The research was carried out between Time Inc. UK and research agency d.fferento/ogy, with a survey of 2,000 18-34 year-olds, and two 2.5 hour co-creation labs in Leeds and London with a total of 30 participants. The research was nationally representative and weighted geographically.
“We set out to look at Millennials and see how they stacked up against the stereotypes,” said Andrew Sanders, commercial director for NPD at Time Inc. UK “ A lot of the perceived information about Millennials is that people see them as being always on digitally, and we found that actually, really large proportion of them who weren’t always on.”

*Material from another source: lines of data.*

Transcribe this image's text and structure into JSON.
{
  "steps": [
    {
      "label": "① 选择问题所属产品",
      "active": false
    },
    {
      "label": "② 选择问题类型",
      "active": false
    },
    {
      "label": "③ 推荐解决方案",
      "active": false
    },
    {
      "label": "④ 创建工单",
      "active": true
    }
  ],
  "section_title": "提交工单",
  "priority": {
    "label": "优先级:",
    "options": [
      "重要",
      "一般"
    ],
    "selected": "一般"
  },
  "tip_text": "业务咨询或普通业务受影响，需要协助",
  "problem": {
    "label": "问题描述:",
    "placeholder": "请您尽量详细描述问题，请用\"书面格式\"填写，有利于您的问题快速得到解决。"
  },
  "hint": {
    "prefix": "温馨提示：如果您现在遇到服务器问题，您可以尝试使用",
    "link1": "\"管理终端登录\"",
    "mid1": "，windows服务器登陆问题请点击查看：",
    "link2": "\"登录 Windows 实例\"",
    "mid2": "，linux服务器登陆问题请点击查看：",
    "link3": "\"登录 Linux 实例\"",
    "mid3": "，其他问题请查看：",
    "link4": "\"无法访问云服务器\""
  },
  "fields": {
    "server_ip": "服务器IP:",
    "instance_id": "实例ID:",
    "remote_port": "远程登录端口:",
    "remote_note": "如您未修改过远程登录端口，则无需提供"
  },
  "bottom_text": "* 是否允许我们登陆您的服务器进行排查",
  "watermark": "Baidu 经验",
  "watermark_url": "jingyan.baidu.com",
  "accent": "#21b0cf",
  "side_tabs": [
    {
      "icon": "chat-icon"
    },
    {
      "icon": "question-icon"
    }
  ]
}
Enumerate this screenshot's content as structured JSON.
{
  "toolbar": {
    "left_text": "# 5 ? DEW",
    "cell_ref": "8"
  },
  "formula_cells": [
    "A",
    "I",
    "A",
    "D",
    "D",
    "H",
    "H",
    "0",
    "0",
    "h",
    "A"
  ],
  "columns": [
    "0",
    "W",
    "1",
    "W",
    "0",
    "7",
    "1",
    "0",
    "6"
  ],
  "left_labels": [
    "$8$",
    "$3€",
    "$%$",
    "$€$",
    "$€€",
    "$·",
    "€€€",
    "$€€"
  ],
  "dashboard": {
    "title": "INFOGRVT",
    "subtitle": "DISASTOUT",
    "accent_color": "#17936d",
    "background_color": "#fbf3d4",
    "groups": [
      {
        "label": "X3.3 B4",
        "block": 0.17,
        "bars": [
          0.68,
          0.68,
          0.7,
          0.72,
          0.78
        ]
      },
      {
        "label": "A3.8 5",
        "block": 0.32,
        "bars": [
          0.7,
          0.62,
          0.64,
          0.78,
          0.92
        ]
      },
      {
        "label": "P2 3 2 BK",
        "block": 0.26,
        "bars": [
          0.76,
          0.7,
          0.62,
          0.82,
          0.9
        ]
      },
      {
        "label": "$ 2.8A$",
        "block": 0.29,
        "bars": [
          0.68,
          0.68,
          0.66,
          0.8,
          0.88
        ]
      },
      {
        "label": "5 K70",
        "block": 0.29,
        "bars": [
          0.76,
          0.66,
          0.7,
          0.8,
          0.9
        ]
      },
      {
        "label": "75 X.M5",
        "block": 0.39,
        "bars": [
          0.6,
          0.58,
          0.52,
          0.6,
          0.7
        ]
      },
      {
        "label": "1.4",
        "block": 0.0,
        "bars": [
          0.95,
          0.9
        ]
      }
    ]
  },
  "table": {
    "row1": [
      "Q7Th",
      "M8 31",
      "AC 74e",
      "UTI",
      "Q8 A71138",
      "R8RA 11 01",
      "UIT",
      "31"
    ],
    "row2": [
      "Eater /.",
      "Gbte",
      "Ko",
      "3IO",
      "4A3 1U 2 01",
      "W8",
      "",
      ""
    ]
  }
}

That wasn’t the only interesting thing Sanders and his team discovered.
Don’t call them Millennials, they don’t like it
“There’s this idea that this age group identifies with the idea of being Millennials, and yet we found that 73 per cent that didn’t identify with the term Millennial at all,” he said, adding, “Nearly nearly 70 per cent of them didn’t like the term, didn’t like being identified as Millennial.”
One of the key findings was that the idea of Millennials as a narcissistic and pessimistic generation doesn’t exist.
“We actually found quite the reverse, that they’re very altruistic and optimistic bunch in the main. Obviously, we have segments across the research that do conform to that stereotype, but the caricature of the urban-dwelling, narcissistic Millennial doesn’t exist,” Sanders said.